Task to complete — Whenever a line contains the string "unified", copy it out of the entries.

Dataset records —
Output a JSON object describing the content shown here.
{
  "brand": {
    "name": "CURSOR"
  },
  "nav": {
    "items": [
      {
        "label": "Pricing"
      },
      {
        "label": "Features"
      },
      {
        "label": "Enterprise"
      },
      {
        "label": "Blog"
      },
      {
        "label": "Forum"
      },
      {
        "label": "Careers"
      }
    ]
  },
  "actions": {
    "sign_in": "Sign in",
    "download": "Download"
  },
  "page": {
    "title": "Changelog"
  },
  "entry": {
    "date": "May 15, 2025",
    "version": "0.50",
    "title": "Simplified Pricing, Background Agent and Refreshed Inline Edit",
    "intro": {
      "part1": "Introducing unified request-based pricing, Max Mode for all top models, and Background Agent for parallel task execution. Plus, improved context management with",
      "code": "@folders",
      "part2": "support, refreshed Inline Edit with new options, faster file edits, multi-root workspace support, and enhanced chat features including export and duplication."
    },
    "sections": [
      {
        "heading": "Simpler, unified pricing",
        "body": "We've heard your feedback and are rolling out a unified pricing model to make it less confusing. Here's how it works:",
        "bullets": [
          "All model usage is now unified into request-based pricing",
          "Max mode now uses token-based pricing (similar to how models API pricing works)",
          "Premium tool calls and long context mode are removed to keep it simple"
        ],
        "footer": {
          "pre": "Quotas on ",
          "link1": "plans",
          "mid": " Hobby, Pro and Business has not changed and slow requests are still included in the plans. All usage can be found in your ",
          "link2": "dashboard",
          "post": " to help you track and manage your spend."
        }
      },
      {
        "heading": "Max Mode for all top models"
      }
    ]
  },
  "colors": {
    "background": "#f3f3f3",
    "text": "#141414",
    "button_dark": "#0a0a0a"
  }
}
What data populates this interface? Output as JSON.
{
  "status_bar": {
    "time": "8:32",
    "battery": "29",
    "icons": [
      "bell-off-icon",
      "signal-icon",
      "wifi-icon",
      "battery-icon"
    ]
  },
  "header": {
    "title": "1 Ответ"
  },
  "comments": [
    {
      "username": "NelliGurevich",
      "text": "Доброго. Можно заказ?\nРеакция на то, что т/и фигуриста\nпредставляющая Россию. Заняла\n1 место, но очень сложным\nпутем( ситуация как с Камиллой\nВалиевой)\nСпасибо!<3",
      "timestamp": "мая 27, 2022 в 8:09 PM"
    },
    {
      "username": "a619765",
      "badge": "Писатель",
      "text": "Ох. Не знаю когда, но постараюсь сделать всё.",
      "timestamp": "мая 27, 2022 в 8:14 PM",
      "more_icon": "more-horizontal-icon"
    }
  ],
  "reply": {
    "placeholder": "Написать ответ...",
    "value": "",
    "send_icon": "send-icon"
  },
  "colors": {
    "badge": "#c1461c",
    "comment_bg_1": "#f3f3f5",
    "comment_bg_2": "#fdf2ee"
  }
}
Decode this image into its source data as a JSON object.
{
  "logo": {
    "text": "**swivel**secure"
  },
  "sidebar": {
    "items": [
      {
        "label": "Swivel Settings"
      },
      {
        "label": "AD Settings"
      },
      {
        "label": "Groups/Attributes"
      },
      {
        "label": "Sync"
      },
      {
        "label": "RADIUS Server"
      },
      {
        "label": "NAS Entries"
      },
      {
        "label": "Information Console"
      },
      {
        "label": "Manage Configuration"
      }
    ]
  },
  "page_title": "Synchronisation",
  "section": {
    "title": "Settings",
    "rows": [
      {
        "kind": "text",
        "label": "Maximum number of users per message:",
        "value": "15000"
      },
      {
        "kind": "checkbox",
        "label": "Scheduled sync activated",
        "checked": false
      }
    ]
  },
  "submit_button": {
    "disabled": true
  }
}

Your response —
      "part1": "Introducing unified request-based pricing, Max Mode for all top models, and Background Agent for parallel task execution. Plus, improved context management with",
        "heading": "Simpler, unified pricing",
        "body": "We've heard your feedback and are rolling out a unified pricing model to make it less confusing. Here's how it works:",
          "All model usage is now unified into request-based pricing",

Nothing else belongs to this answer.